(Stored items from a collection)
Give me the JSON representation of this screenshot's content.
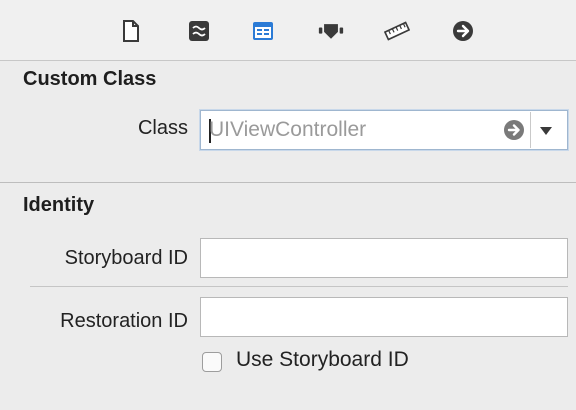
{
  "toolbar": {
    "icons": [
      {
        "name": "file-inspector-icon"
      },
      {
        "name": "quick-help-icon"
      },
      {
        "name": "identity-inspector-icon",
        "active": true
      },
      {
        "name": "attributes-inspector-icon"
      },
      {
        "name": "size-inspector-icon"
      },
      {
        "name": "connections-inspector-icon"
      }
    ]
  },
  "custom_class": {
    "title": "Custom Class",
    "class_label": "Class",
    "class_value": "UIViewController"
  },
  "identity": {
    "title": "Identity",
    "storyboard_id_label": "Storyboard ID",
    "storyboard_id_value": "",
    "restoration_id_label": "Restoration ID",
    "restoration_id_value": "",
    "use_storyboard_id_label": "Use Storyboard ID",
    "use_storyboard_id_checked": false
  },
  "colors": {
    "active_icon": "#2b7bd6",
    "inactive_icon": "#3a3a3a"
  }
}
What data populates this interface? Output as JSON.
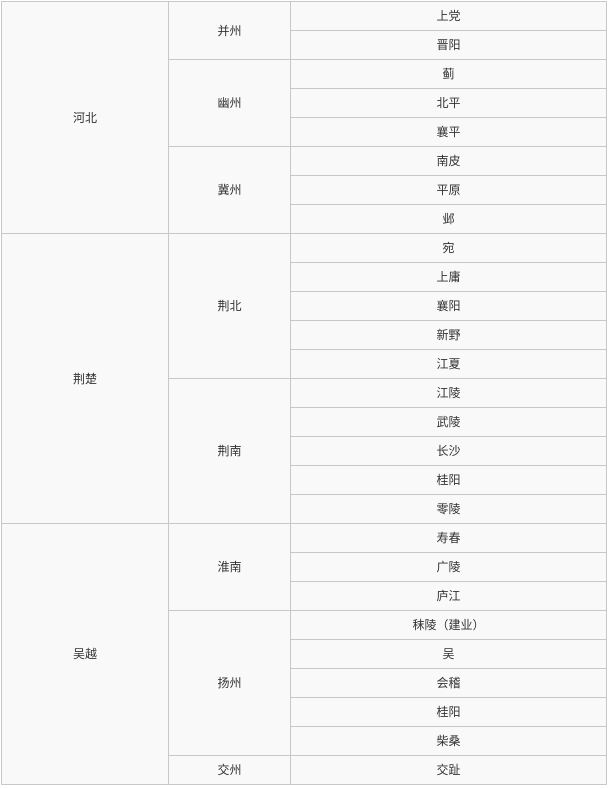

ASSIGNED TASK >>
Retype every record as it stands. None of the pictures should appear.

ANSWER TO THE PROBLEM >>
Give me the JSON representation of this screenshot's content.
{
  "toolbar": {
    "icons": [
      {
        "name": "file-inspector-icon"
      },
      {
        "name": "quick-help-icon"
      },
      {
        "name": "identity-inspector-icon",
        "active": true
      },
      {
        "name": "attributes-inspector-icon"
      },
      {
        "name": "size-inspector-icon"
      },
      {
        "name": "connections-inspector-icon"
      }
    ]
  },
  "custom_class": {
    "title": "Custom Class",
    "class_label": "Class",
    "class_value": "UIViewController"
  },
  "identity": {
    "title": "Identity",
    "storyboard_id_label": "Storyboard ID",
    "storyboard_id_value": "",
    "restoration_id_label": "Restoration ID",
    "restoration_id_value": "",
    "use_storyboard_id_label": "Use Storyboard ID",
    "use_storyboard_id_checked": false
  },
  "colors": {
    "active_icon": "#2b7bd6",
    "inactive_icon": "#3a3a3a"
  }
}
What data populates this interface? Output as JSON.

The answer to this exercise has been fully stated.